§ Exercise goal:
Locate the word "label" in the data below, then copy every line that holds it.

Source data:
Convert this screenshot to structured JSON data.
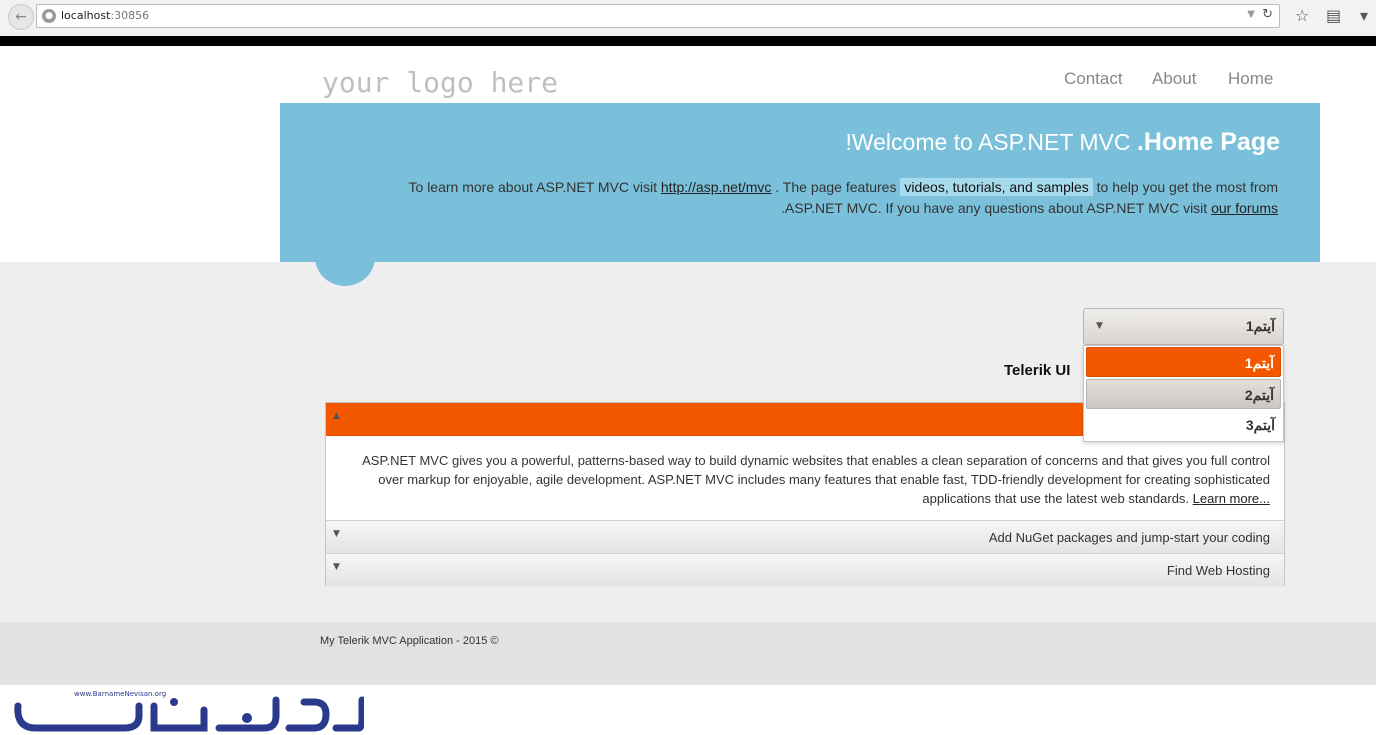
{
  "browser": {
    "url_host": "localhost",
    "url_port": ":30856"
  },
  "header": {
    "logo": "your logo here",
    "nav": [
      {
        "label": "Contact"
      },
      {
        "label": "About"
      },
      {
        "label": "Home"
      }
    ]
  },
  "featured": {
    "title_bold": ".Home Page",
    "title_rest": "!Welcome to ASP.NET MVC",
    "p_line1_a": "To learn more about ASP.NET MVC visit",
    "p_link1": "http://asp.net/mvc",
    "p_line1_b": ". The page features",
    "p_highlight": "videos, tutorials, and samples",
    "p_line1_c": "to help you get the most from",
    "p_line2_a": ".ASP.NET MVC. If you have any questions about ASP.NET MVC visit",
    "p_link2": "our forums"
  },
  "section": {
    "title": "Telerik UI",
    "trailing": "."
  },
  "panelbar": {
    "content": "ASP.NET MVC gives you a powerful, patterns-based way to build dynamic websites that enables a clean separation of concerns and that gives you full control over markup for enjoyable, agile development. ASP.NET MVC includes many features that enable fast, TDD-friendly development for creating sophisticated applications that use the latest web standards.",
    "learn_more": "Learn more...",
    "items": [
      {
        "label": "Add NuGet packages and jump-start your coding"
      },
      {
        "label": "Find Web Hosting"
      }
    ]
  },
  "dropdown": {
    "value": "آیتم1",
    "options": [
      {
        "label": "آیتم1"
      },
      {
        "label": "آیتم2"
      },
      {
        "label": "آیتم3"
      }
    ]
  },
  "footer": {
    "text": "My Telerik MVC Application - 2015 ©"
  },
  "watermark": {
    "site": "www.BarnameNevisan.org"
  },
  "colors": {
    "accent": "#f35800",
    "featured": "#7ac0da",
    "main_bg": "#efeeef"
  }
}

§ Solution to this problem:
        "label": "Contact"
        "label": "About"
        "label": "Home"
        "label": "Add NuGet packages and jump-start your coding"
        "label": "Find Web Hosting"
        "label": "آیتم1"
        "label": "آیتم2"
        "label": "آیتم3"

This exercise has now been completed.